Print the full set of records below, character for character and picture-free.

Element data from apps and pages
■ ■ ■

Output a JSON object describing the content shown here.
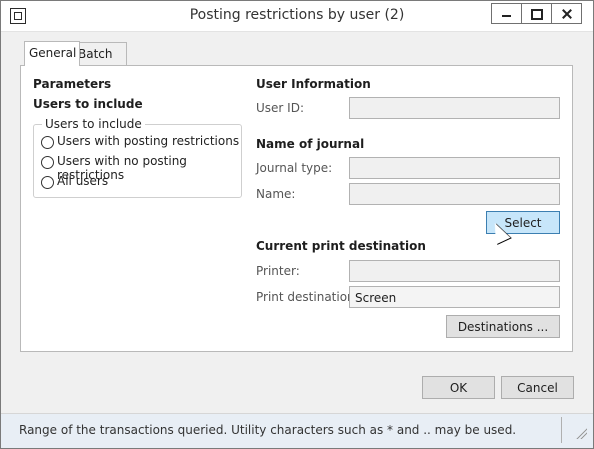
{
  "window": {
    "title": "Posting restrictions by user (2)"
  },
  "tabs": [
    "General",
    "Batch"
  ],
  "parameters": {
    "heading": "Parameters",
    "users_heading": "Users to include",
    "group_title": "Users to include",
    "options": [
      "Users with posting restrictions",
      "Users with no posting restrictions",
      "All users"
    ]
  },
  "user_info": {
    "heading": "User Information",
    "user_id_label": "User ID:",
    "user_id_value": ""
  },
  "journal": {
    "heading": "Name of journal",
    "type_label": "Journal type:",
    "type_value": "",
    "name_label": "Name:",
    "name_value": "",
    "select_label": "Select"
  },
  "print": {
    "heading": "Current print destination",
    "printer_label": "Printer:",
    "printer_value": "",
    "destination_label": "Print destination:",
    "destination_value": "Screen",
    "destinations_button": "Destinations ..."
  },
  "buttons": {
    "ok": "OK",
    "cancel": "Cancel"
  },
  "status": {
    "text": "Range of the transactions queried. Utility characters such as * and .. may be used."
  }
}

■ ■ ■

:: Expected output ::
Output a JSON object describing the content shown here.
{
  "window": {
    "title": "Posting restrictions by user (2)"
  },
  "tabs": [
    "General",
    "Batch"
  ],
  "parameters": {
    "heading": "Parameters",
    "users_heading": "Users to include",
    "group_title": "Users to include",
    "options": [
      "Users with posting restrictions",
      "Users with no posting restrictions",
      "All users"
    ]
  },
  "user_info": {
    "heading": "User Information",
    "user_id_label": "User ID:",
    "user_id_value": ""
  },
  "journal": {
    "heading": "Name of journal",
    "type_label": "Journal type:",
    "type_value": "",
    "name_label": "Name:",
    "name_value": "",
    "select_label": "Select"
  },
  "print": {
    "heading": "Current print destination",
    "printer_label": "Printer:",
    "printer_value": "",
    "destination_label": "Print destination:",
    "destination_value": "Screen",
    "destinations_button": "Destinations ..."
  },
  "buttons": {
    "ok": "OK",
    "cancel": "Cancel"
  },
  "status": {
    "text": "Range of the transactions queried. Utility characters such as * and .. may be used."
  }
}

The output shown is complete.